Bill Would Make Instruction Part of School Curriculum

Legislation sponsored by Assembly Democrats Sheila Oliver, Mila Jasey, Cleopatra Tucker and Ralph Caputo to instruct New Jersey students on how to interact with law enforcement gained unanimous General Assembly approval on Thursday.

The bill (A-1114) would require school districts to provide instruction on interacting with law enforcement in a manner marked by mutual cooperation and respect and on the rights of individuals when interacting with a law enforcement official as part of the implementation of the New Jersey Student Learning Standards in Social Studies, beginning with the 2018-2019 school year.

“Police-related shootings around the nation have created a mistrust of police in many communities. This can help rebuild the trust that is essential for law enforcement to work,” said Oliver (D-Essex/Passaic). “This is not about assigning blame or responsibility, but rather an attempt to empower our young people so they know what to do and what not do. This is a lesson many parents already teach to their children. Making it part of the school curriculum is the next logical step.”

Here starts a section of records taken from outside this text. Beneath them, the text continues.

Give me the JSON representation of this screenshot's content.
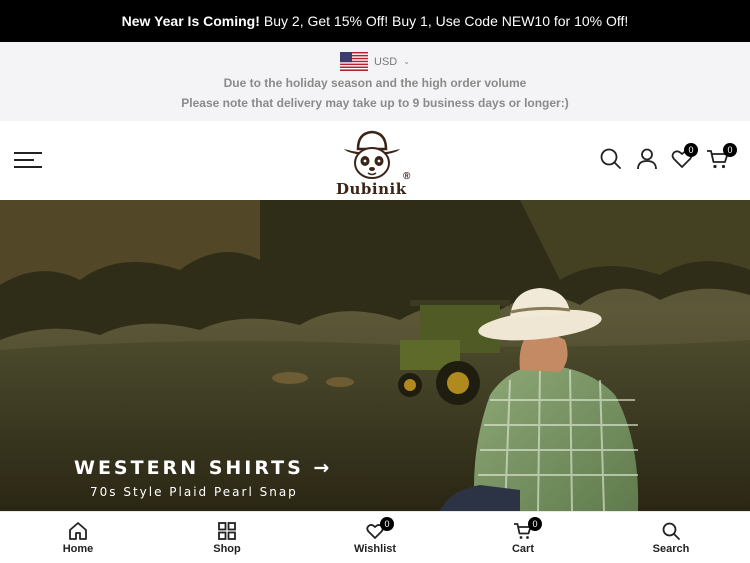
{
  "promo": {
    "bold_text": "New Year Is Coming!",
    "text": "Buy 2, Get 15% Off! Buy 1, Use Code NEW10 for 10% Off!"
  },
  "notice": {
    "currency": "USD",
    "line1": "Due to the holiday season and the high order volume",
    "line2": "Please note that delivery may take up to 9 business days or longer:)"
  },
  "header": {
    "brand": "Dubinik",
    "registered_mark": "®",
    "wishlist_count": "0",
    "cart_count": "0"
  },
  "hero": {
    "title": "WESTERN SHIRTS",
    "arrow": "→",
    "subtitle": "70s Style Plaid Pearl Snap"
  },
  "bottom_nav": {
    "items": [
      {
        "label": "Home",
        "icon": "home-icon"
      },
      {
        "label": "Shop",
        "icon": "grid-icon"
      },
      {
        "label": "Wishlist",
        "icon": "heart-icon",
        "badge": "0"
      },
      {
        "label": "Cart",
        "icon": "cart-icon",
        "badge": "0"
      },
      {
        "label": "Search",
        "icon": "search-icon"
      }
    ]
  }
}
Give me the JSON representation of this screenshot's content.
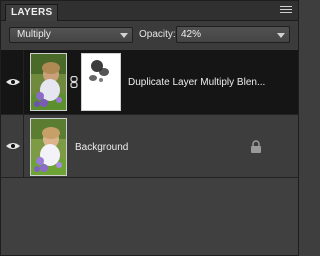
{
  "panel": {
    "tab_title": "LAYERS",
    "menu_icon": "panel-menu-icon"
  },
  "controls": {
    "blend_mode": "Multiply",
    "opacity_label": "Opacity:",
    "opacity_value": "42%"
  },
  "layers": [
    {
      "name": "Duplicate Layer Multiply Blen...",
      "visible": true,
      "selected": true,
      "has_mask": true,
      "linked": true
    },
    {
      "name": "Background",
      "visible": true,
      "selected": false,
      "locked": true
    }
  ]
}
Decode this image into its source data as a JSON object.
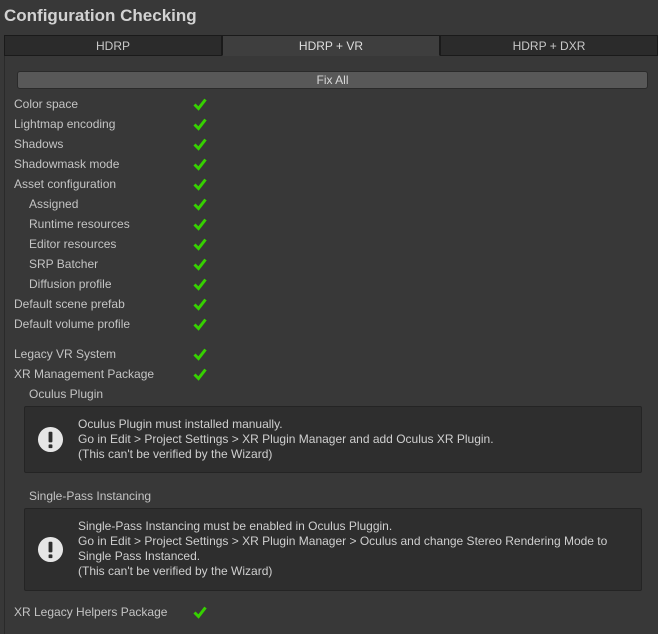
{
  "window": {
    "title": "Configuration Checking"
  },
  "tabs": [
    {
      "label": "HDRP",
      "active": false
    },
    {
      "label": "HDRP + VR",
      "active": true
    },
    {
      "label": "HDRP + DXR",
      "active": false
    }
  ],
  "fix_all_label": "Fix All",
  "checks": [
    {
      "label": "Color space",
      "status": "ok"
    },
    {
      "label": "Lightmap encoding",
      "status": "ok"
    },
    {
      "label": "Shadows",
      "status": "ok"
    },
    {
      "label": "Shadowmask mode",
      "status": "ok"
    },
    {
      "label": "Asset configuration",
      "status": "ok"
    },
    {
      "label": "Assigned",
      "status": "ok"
    },
    {
      "label": "Runtime resources",
      "status": "ok"
    },
    {
      "label": "Editor resources",
      "status": "ok"
    },
    {
      "label": "SRP Batcher",
      "status": "ok"
    },
    {
      "label": "Diffusion profile",
      "status": "ok"
    },
    {
      "label": "Default scene prefab",
      "status": "ok"
    },
    {
      "label": "Default volume profile",
      "status": "ok"
    }
  ],
  "vr_checks": [
    {
      "label": "Legacy VR System",
      "status": "ok"
    },
    {
      "label": "XR Management Package",
      "status": "ok"
    }
  ],
  "oculus": {
    "label": "Oculus Plugin",
    "lines": [
      "Oculus Plugin must installed manually.",
      "Go in Edit > Project Settings > XR Plugin Manager and add Oculus XR Plugin.",
      "(This can't be verified by the Wizard)"
    ]
  },
  "spi": {
    "label": "Single-Pass Instancing",
    "lines": [
      "Single-Pass Instancing must be enabled in Oculus Pluggin.",
      "Go in Edit > Project Settings > XR Plugin Manager > Oculus and change Stereo Rendering Mode to Single Pass Instanced.",
      "(This can't be verified by the Wizard)"
    ]
  },
  "legacy_helpers": {
    "label": "XR Legacy Helpers Package",
    "status": "ok"
  },
  "colors": {
    "check_green": "#36d100",
    "background": "#383838"
  }
}
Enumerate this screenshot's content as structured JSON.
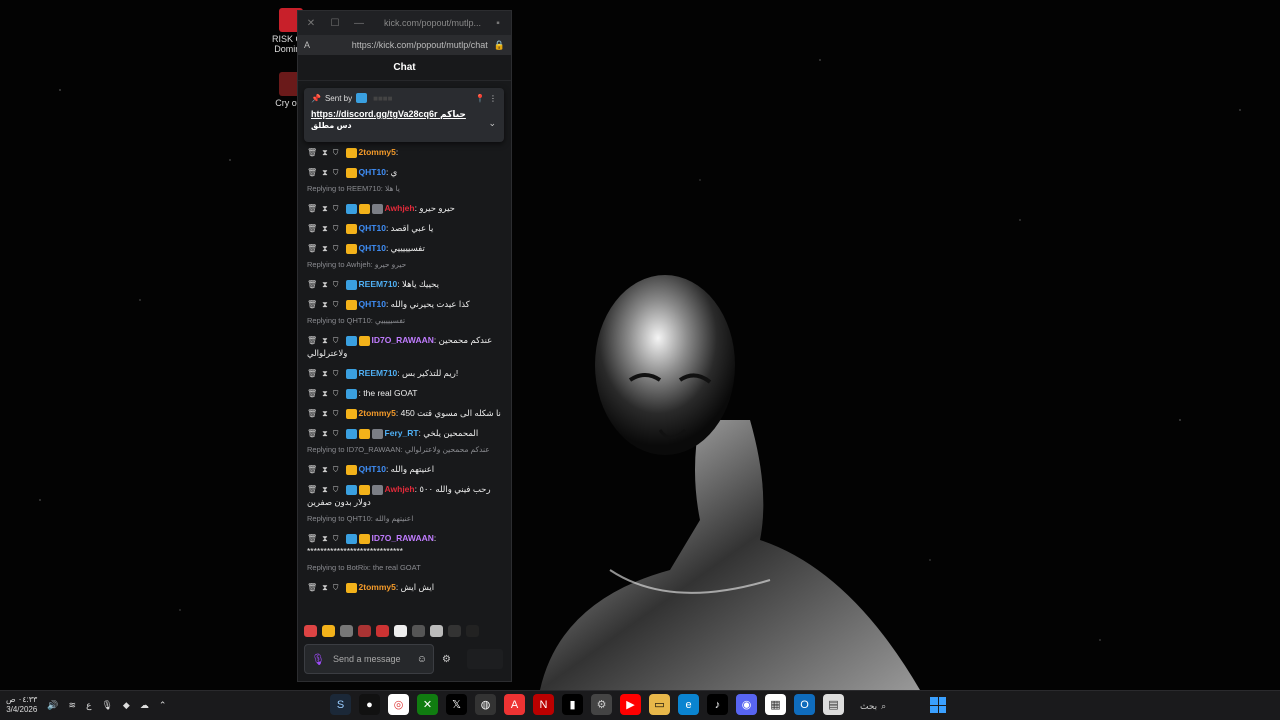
{
  "window": {
    "title": "kick.com/popout/mutlp...",
    "url": "https://kick.com/popout/mutlp/chat",
    "header": "Chat"
  },
  "pinned": {
    "sent_by_label": "Sent by",
    "link": "https://discord.gg/tgVa28cq6r",
    "text_rtl": "حياكم",
    "text_line2": "دس مطلق"
  },
  "messages": [
    {
      "type": "msg",
      "user": "2tommy5",
      "color": "orange",
      "badges": [
        "gold"
      ],
      "text": ""
    },
    {
      "type": "msg",
      "user": "QHT10",
      "color": "blue",
      "badges": [
        "gold"
      ],
      "text": "ي"
    },
    {
      "type": "reply",
      "text": "Replying to REEM710: يا هلا"
    },
    {
      "type": "msg",
      "user": "Awhjeh",
      "color": "red",
      "badges": [
        "blue",
        "gold",
        "grey"
      ],
      "text": "حيرو حيرو"
    },
    {
      "type": "msg",
      "user": "QHT10",
      "color": "blue",
      "badges": [
        "gold"
      ],
      "text": "يا عبي اقصد"
    },
    {
      "type": "msg",
      "user": "QHT10",
      "color": "blue",
      "badges": [
        "gold"
      ],
      "text": "تفسيييييي"
    },
    {
      "type": "reply",
      "text": "Replying to Awhjeh: حيرو حيرو"
    },
    {
      "type": "msg",
      "user": "REEM710",
      "color": "sky",
      "badges": [
        "blue"
      ],
      "text": "يحييك ياهلا"
    },
    {
      "type": "msg",
      "user": "QHT10",
      "color": "blue",
      "badges": [
        "gold"
      ],
      "text": "كذا عيدت يحيرني والله"
    },
    {
      "type": "reply",
      "text": "Replying to QHT10: تفسيييييي"
    },
    {
      "type": "msg",
      "user": "ID7O_RAWAAN",
      "color": "purple",
      "badges": [
        "blue",
        "gold"
      ],
      "text": "عندكم محمحين ولاعترلوالي"
    },
    {
      "type": "msg",
      "user": "REEM710",
      "color": "sky",
      "badges": [
        "blue"
      ],
      "text": "ريم للتذكير بس!"
    },
    {
      "type": "msg",
      "user": "",
      "color": "dark",
      "badges": [
        "blue"
      ],
      "text": "the real GOAT"
    },
    {
      "type": "msg",
      "user": "2tommy5",
      "color": "orange",
      "badges": [
        "gold"
      ],
      "text": "450 نا شكله الى مسوي قتت"
    },
    {
      "type": "msg",
      "user": "Fery_RT",
      "color": "sky",
      "badges": [
        "blue",
        "gold",
        "grey"
      ],
      "text": "المحمحين يلخي"
    },
    {
      "type": "reply",
      "text": "Replying to ID7O_RAWAAN: عندكم محمحين ولاعترلوالي"
    },
    {
      "type": "msg",
      "user": "QHT10",
      "color": "blue",
      "badges": [
        "gold"
      ],
      "text": "اعنيتهم والله"
    },
    {
      "type": "msg",
      "user": "Awhjeh",
      "color": "red",
      "badges": [
        "blue",
        "gold",
        "grey"
      ],
      "text": "رحب فيني والله ٥٠٠ دولار بدون صفرين"
    },
    {
      "type": "reply",
      "text": "Replying to QHT10: اعنيتهم والله"
    },
    {
      "type": "msg",
      "user": "ID7O_RAWAAN",
      "color": "purple",
      "badges": [
        "blue",
        "gold"
      ],
      "text": "*****************************"
    },
    {
      "type": "reply",
      "text": "Replying to BotRix: the real GOAT"
    },
    {
      "type": "msg",
      "user": "2tommy5",
      "color": "orange",
      "badges": [
        "gold"
      ],
      "text": "ايش ايش"
    }
  ],
  "input": {
    "placeholder": "Send a message"
  },
  "desktop": {
    "icon1": "RISK G... Domin...",
    "icon2": "Cry of..."
  },
  "taskbar": {
    "time": "٠٤:٣٣ ص",
    "date": "3/4/2026",
    "lang": "ع",
    "search": "بحث"
  }
}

“Getting stopped by the police can be intimidating. We have seen too many of these interactions go awry, too many families devastated by the aftermath, and no resolution in sight,” said Jasey (D-Essex/Morris). “We should continue to question and debate, but we should also be proactive. Equipping young people with this information can help prevent a tense situation from escalating into tragedy.”

“Teaching young people how to respond when dealing with law enforcement can help save lives,” said Tucker (D-Essex). “This is a life skill that should be taught in our schools, and a skill that can go a long way in improving relations between communities and those sworn to protect them.”

“Interactions with police can be nerve-wracking,” said Caputo (D-Essex). “Teaching our young people the proper protocols when dealing with police can help prevent senseless tragedies.”

The instruction must provide students with information on the role and responsibilities of a law enforcement official in providing for public safety, an individual’s responsibilities to comply with a directive from a law enforcement official and an individual’s rights under the law in interacting with a law enforcement official.

The commissioner of the Department of Education shall appoint an advisory committee to assist in the development of a curriculum for the implementation of the instructional requirement. The committee must include one representative from the following organizations: the New Jersey State Policemen’s Benevolent Association, the State Fraternal Order of Police, the American Civil Liberties Union of New Jersey, the NAACP New Jersey State Conference, the National Organization of Black Law Enforcement Executives, the New Jersey Institute for Social Justice, the New Jersey Council for Social Studies, the New Jersey Education Association and the American Federation of Teachers – New Jersey.

The curriculum must consist of two parts, with one part that includes age-appropriate instruction for students enrolled in grades kindergarten through four and one part designed for the more rigorous instruction of students enrolled in grades five through 12.

The bill would take effect immediately.

The measure now awaits Senate consideration.